I have already detailed my methodology of teaching the ancient Greek language, requirements for students, etc. in the article “Results of the first year of teaching at ASU”, published last year on the official website of the Holy Metropolis of Abkhazia «Anyha.org» (https://anyha.org/itogi-pervogo-goda-prepodavania-v-agu/). Therefore, I will not repeat it here. In the proposed arguments, I will focus on some new observations.

As one of the heroines of the Soviet film “Courier” Agnessa Ivanovna said, “we have wonderful youth!” But, unfortunately, the education in the republic has poor quality. This is especially true for graduates of rural schools. We need to do something with the rural schools of our Republic, otherwise we will not get good results with the training of their graduates at the Abkhaz University.
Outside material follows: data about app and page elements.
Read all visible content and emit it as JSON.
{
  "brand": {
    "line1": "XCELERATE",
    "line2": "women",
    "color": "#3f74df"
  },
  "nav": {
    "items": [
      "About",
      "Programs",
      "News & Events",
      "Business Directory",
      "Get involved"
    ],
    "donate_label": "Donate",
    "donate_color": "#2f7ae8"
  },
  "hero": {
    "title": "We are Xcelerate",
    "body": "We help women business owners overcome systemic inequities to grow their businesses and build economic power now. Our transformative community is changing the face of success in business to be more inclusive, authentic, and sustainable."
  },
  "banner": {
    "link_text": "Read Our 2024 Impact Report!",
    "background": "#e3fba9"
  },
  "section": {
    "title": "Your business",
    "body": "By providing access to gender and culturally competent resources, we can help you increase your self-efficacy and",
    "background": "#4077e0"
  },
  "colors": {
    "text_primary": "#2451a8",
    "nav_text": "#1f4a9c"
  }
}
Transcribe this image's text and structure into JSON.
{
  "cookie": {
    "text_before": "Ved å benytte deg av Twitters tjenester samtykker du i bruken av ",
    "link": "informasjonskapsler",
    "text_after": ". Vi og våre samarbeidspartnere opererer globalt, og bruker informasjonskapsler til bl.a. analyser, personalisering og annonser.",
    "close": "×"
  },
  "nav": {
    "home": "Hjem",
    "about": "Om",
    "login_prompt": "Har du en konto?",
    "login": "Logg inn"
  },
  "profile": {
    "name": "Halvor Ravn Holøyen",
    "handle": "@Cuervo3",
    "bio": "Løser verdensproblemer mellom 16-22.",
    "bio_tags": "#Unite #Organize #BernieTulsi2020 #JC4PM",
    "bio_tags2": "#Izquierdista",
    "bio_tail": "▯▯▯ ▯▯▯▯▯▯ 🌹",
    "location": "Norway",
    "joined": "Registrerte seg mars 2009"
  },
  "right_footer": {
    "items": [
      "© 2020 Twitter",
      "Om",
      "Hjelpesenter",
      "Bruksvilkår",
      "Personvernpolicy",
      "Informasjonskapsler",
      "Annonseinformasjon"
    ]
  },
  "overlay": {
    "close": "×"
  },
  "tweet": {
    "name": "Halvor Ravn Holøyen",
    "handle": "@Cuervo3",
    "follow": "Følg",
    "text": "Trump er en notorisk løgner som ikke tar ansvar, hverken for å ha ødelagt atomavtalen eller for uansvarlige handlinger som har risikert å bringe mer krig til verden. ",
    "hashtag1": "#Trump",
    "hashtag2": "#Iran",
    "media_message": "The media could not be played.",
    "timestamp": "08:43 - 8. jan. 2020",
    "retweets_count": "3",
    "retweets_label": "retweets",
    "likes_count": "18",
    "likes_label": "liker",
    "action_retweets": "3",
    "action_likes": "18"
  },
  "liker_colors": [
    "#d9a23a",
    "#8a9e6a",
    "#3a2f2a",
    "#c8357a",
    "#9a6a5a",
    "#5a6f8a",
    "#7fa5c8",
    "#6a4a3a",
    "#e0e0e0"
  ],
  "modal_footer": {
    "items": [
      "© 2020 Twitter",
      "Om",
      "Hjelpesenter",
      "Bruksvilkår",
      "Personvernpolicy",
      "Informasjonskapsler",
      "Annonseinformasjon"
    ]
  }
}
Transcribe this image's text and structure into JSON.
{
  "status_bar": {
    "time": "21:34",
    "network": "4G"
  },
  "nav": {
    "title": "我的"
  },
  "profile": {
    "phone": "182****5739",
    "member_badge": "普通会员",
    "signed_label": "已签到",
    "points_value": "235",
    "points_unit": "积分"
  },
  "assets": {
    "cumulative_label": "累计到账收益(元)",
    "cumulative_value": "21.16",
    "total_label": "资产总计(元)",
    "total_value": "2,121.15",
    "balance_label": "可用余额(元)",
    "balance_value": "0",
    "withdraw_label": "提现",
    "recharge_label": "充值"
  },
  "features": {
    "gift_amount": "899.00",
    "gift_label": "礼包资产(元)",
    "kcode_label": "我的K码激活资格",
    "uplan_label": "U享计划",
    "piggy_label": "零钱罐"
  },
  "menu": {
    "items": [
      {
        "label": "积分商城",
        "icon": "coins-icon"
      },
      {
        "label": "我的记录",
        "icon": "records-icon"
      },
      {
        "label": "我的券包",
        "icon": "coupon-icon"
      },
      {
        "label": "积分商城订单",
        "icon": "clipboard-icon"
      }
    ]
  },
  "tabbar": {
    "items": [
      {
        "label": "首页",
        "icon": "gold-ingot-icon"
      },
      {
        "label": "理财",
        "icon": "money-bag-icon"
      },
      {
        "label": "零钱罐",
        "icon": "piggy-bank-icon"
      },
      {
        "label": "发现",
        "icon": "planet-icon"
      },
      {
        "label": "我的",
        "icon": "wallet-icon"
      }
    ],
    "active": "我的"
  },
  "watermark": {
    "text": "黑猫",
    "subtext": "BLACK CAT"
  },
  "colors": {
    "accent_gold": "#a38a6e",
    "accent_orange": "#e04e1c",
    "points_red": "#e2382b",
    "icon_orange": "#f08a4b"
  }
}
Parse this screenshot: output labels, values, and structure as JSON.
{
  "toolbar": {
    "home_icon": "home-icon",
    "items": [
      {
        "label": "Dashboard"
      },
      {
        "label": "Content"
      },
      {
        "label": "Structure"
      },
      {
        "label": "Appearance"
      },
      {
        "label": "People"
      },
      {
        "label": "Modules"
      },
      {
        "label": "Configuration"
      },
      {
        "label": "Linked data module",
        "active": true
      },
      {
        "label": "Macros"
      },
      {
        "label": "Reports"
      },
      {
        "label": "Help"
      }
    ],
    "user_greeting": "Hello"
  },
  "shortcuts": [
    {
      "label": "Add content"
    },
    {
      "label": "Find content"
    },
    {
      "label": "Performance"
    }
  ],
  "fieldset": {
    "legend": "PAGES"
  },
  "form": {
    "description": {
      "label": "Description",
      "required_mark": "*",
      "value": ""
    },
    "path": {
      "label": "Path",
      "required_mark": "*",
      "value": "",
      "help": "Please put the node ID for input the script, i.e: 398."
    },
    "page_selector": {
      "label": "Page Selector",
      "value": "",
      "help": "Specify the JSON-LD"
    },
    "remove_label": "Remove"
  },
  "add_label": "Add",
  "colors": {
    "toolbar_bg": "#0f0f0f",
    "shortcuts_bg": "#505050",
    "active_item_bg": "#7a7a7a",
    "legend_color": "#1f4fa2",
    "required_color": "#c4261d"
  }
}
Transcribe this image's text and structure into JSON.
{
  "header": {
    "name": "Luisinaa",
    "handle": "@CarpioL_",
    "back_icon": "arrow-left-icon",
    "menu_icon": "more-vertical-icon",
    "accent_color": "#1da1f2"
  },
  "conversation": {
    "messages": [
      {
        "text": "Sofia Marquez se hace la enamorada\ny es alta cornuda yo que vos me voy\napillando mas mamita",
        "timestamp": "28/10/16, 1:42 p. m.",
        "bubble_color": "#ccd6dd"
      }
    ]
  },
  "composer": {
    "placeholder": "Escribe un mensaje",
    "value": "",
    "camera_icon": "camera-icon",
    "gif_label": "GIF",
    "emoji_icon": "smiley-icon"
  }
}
How can I teach the difficult ancient language to those who, after graduating from secondary school, do not have elementary knowledge of the language at all?

I have done my best to get students interested in learning the language!

To tell the truth I was ready to apply to the dean’s office of the Faculty of History with a request to suspend the teaching of the ancient Greek language to first-year students. It seemed to me that it was a senseless waste of my time and, most importantly, energy. Therefore, it was not by chance that I cited the words from the letter of the British writer Clive Lewis to Don Giovanni Calabria as an epigraph to this publication.

Most of the time in the audience was spent on morality talks, and this is an absolutely thankless task! But every time I convinced myself that the majority of Abkhaz youth, due to the events taking place in the world, will not have any opportunity to get an education outside of our Republic. What we give them today at ASU, they will give our children at schools!
It took me exactly two months to teach freshmen not to be late for lectures, to be attentive at lectures, not to talk to each other in the classroom. It should be noted that the negative points I have mentioned are today the norm of behavior not only for schoolchildren and students, but also for the majority of participants in various scientific events that are held in Abkhazia. It took the same amount of time to force students carry study materials, use Internet resources, etc.

Taking this opportunity, I turn to the leadership of the ASU: maybe, at the very beginning of their studies at the university, it is worth giving them a series of general lectures on the organization of student life, teaching methods, the culture of student behavior, etc., in order to introduce them to a new life. Such lectures are given in many higher educational institutions of many countries.

And one more request: maybe it is worth to make a tougher selection among applicants, isn’t it?
In the end of the semester, I made a written report on the results of teaching first-year students the Greek language report for the dean’s office and the results were as follows: out of 16 students in the Abkhaz sector, it makes sense to study ancient Greek with only three students; out of 24 students of the Russian sector – only nine. I am sure that we have the same results in other subjects.

A reasonable question arises: if I had only these 12 students in my audience, selected already when they entered our university, wouldn’t the quality of teaching and learning subjects, especially languages, be better?

Once again I recall the words of our compatriot writer Fazil Iskander, expressed by him in his “Letter to Friends”: “People who once spoke about the danger of universal education were not so stupid, although they looked like reactionaries. I think that the best of them, at least, were not concerned with their own selfish interests, but with the understanding of a rather long and dangerous inter-intelligent state of a huge number of people, cut off from folk ethics and not assimilating the universal human one.



7 June, 2022

New Athos